The Kenwood D700 and it's brethern are described as the preferred hardware for use in the Golden Packet Event, an event that sees up to 15 APRS digipeaters operating from mountain tops along the Appalachian Trail on the east coast of the USA. This event creates an RF only long haul linear digipeater chain, and using a clear VHF frequency attempts to pass an RF packet along the full 15 digipeater hop chain.
This type of long distance multi-hop RF type of operation is normally frowned upon on the regular APRS network due to the extreme loading that it puts on the APRS network. This special event operating on a clear VHF frequency with only very specific stations involved however makes an attempt to exploit the very operating circumstances that are detrimental to normal day-to-day APRS network operations.
In order to be able to request such a long path (AX.25 allows for a maximum of 7 hops), use of the UIFLOOD style digipeating path is required. The UIFLOOD concept requires that an alias with an SSID be used, where the SSID describes the number of digipeats desired. The standard usage of this routine is to set an outgoing path for your packets to ALIASn-N where ALIAS is the generic digipeater name, n indicates the initial number of hops requested, and N indicates the number of hops remaining. The Golden Packet Event uses the ALIAS HOP, and the maximum number of hops available, HOP7-7.
The UIFLOOD routine can either simply pass the packet along, decrementing the SSID in the process, or it can include its callsign in the used path, allowing one to see the last used digipeater as well as decrementing the SSID. Because this event is all about moving packets along the trail, the last used digipeater is an important piece of desirable information.
In order to insert the digipeater callsign into the packet, on the first digipeat request, the UIFLOOD routine must add it's callsign to the path, marking it as used up, and then decrement the current path element's SSID. On subsequent action, the previous digipeater's callsign must be removed and replaced with the current digipeater callsign, and the SSID decremented until an SSID of zero is reached, whereupon the path element is also marked as used.
A packet entering the digipeater chain with a path request of HOP7-7 would be handled by the digipeaters as follows:
As can be observed, as each digipeater handles the packet, the associated callsign is inserted into the path, with an asterisk indicating that that path element has been "used up", and the next path element in the list should be considered as the current digipeat request. As there are 15 mountaintops in the Appalachian Trail Golden Packet Event, more digipeat requests are needed, hence the use of the path HOP7-7,HOP7-7. As above, the digipeaters will act upon the path elements from left to right until all elements are used.
Proper implementation of the UIFLOOD routine is a requirement for the used digipeaters and decrementing SSIDs to be modified correctly.
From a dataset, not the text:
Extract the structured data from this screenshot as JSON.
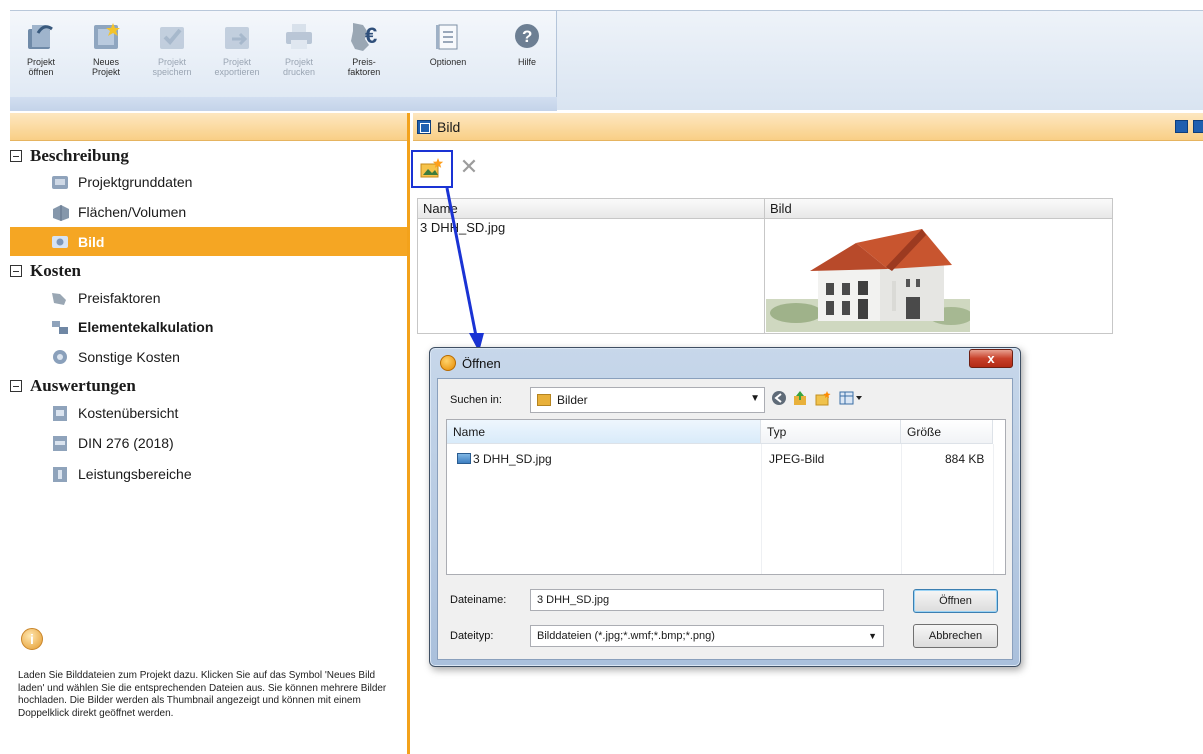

The UIFLOOD routine also keeps a CRC checksum of the source and payload portions of the packet in order to keep from having the same packet handled multiple times by the same digipeater.
Observation of packet logs from past Golden Packet Event activities indicates that there may be some anomalous activity taking place where packets are not being marked up properly, and digipeaters are possibly handling packets a second time.
To that end, some test packets have been generated, handled by the hardware under test with various UIFLOOD configurations enabled. These are the results: